A combination of systemic banking problems and customs delays is threatening the successful implementation of the country’s second international mining project, a zinc mine near Bejaia in the northeast.

The expansion of a gold project in the south, the country’s first mining project to involve foreign participation, is also dependent on the resolution of logistical and administrative problems.

“The customs and fiscal compliance regime is top-heavy, cumbersome and leads to additional costs and additional risks,” says Kevin Moriarty, chief executive officer of Terramin Australia, which has a majority stake in the zinc project. “It appears there is no clear road map for customs people or companies to navigate the compliance framework for imports.”

The project, which promises to be one of the five-largest zinc projects in the world, has already been hit by administrative delays.

The addition of a second drilling rig was held up by three months while it was cleared by customs. Two further rigs arrived from Turkey on 6 November but are still being held by the authorities.

“The greatest non-technical risk to the project is not being able to get the plant through the port [of Bejaia] during the construction phase,” says Andrew Robertson, operations manager at Terramin. “It could cost us millions of dollars.”

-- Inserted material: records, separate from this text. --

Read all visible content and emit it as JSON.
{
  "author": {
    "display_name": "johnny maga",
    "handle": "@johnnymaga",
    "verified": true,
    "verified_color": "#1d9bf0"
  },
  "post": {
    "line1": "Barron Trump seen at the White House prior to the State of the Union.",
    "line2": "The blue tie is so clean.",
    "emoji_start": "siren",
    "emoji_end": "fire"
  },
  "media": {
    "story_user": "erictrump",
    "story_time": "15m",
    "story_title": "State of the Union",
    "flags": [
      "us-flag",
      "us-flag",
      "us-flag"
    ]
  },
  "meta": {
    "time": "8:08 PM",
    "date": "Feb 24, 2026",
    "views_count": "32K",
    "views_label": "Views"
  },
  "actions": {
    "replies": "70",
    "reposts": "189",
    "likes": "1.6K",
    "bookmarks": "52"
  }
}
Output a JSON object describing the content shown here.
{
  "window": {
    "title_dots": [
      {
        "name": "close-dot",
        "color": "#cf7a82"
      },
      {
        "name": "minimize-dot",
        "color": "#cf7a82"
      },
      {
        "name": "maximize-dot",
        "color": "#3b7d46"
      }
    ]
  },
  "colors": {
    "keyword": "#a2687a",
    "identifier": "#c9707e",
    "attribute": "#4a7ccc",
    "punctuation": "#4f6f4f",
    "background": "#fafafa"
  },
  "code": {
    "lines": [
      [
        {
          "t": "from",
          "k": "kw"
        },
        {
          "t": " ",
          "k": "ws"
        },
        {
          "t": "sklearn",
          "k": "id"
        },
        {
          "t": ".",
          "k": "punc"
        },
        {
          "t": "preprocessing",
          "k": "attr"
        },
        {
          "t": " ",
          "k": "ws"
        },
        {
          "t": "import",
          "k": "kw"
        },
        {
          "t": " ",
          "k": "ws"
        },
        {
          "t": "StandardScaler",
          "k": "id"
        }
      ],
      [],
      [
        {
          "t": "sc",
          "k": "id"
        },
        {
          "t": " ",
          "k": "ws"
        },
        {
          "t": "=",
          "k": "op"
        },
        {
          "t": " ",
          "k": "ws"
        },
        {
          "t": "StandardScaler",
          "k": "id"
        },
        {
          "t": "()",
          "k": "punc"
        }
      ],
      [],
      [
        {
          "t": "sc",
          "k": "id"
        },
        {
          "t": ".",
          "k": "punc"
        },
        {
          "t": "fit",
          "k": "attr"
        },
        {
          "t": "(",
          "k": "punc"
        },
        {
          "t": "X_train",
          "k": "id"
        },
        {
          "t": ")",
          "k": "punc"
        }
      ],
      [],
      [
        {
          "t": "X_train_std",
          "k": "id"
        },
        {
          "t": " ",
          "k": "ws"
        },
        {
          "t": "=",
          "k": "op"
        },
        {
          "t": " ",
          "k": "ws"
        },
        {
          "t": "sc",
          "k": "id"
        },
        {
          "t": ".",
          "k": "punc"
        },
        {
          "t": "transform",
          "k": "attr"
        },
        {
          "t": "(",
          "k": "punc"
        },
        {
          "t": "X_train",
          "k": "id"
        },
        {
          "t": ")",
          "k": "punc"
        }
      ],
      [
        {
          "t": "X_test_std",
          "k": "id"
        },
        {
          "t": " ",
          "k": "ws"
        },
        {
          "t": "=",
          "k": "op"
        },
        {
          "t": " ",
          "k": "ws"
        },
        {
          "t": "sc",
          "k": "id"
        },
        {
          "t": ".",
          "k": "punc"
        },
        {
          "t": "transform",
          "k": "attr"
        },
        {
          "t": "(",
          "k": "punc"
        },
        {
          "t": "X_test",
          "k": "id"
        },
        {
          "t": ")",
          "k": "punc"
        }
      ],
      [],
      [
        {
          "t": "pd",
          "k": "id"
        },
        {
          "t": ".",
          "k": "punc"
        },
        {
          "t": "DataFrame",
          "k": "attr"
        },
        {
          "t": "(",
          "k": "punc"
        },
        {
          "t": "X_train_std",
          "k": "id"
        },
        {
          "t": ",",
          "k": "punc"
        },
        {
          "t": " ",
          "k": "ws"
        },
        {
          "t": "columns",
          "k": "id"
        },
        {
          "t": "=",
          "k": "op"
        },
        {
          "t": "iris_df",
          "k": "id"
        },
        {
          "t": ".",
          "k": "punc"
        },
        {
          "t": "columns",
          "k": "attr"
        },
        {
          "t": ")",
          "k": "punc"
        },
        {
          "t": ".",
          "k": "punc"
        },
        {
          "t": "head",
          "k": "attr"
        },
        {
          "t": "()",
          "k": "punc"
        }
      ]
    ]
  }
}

UK-based GMA Resources, which is developing a gold mine at Amesmessa in partnership with state mining company Sonatrach SPP has suffered similar delays.

“In some cases, it can take two to three months to get a piece of equipment, which does not work in a just-in-time inventory situation,” says Gordon Perkins, chief executive officer of GMA.

The firm is due to begin production by the end of 2007, but plans to increase this in future could suffer.

“Our plan to increase production from 100,000 to 200,000 ounces a year is dependent on our exploration programme,” says Perkins. “But it also depends on our ability to get the right equipment and human resources.”

The problems lie with the complexity of the customs system and a failure to implement a 2001 mining law.

“There are about six different levels of customs administration to navigate, some of which seem rather arbitrary,” says Moriarty. “Some of the mining act regulations have only been implemented in the past 12 months, so often officials are not aware of the new rules. They often try to ensure that we are following regulations intended for government firms.”

Customs issues are exacerbated by the weak banking system. “It can take two months to process a payment to [overseas equipment] suppliers,” says Perkins.

Both companies hope to resolve the problems through negotiations with Algiers.

“If companies are having problems with customs, we are here to help,” says Energy & Mines Minister Chakib Khelil.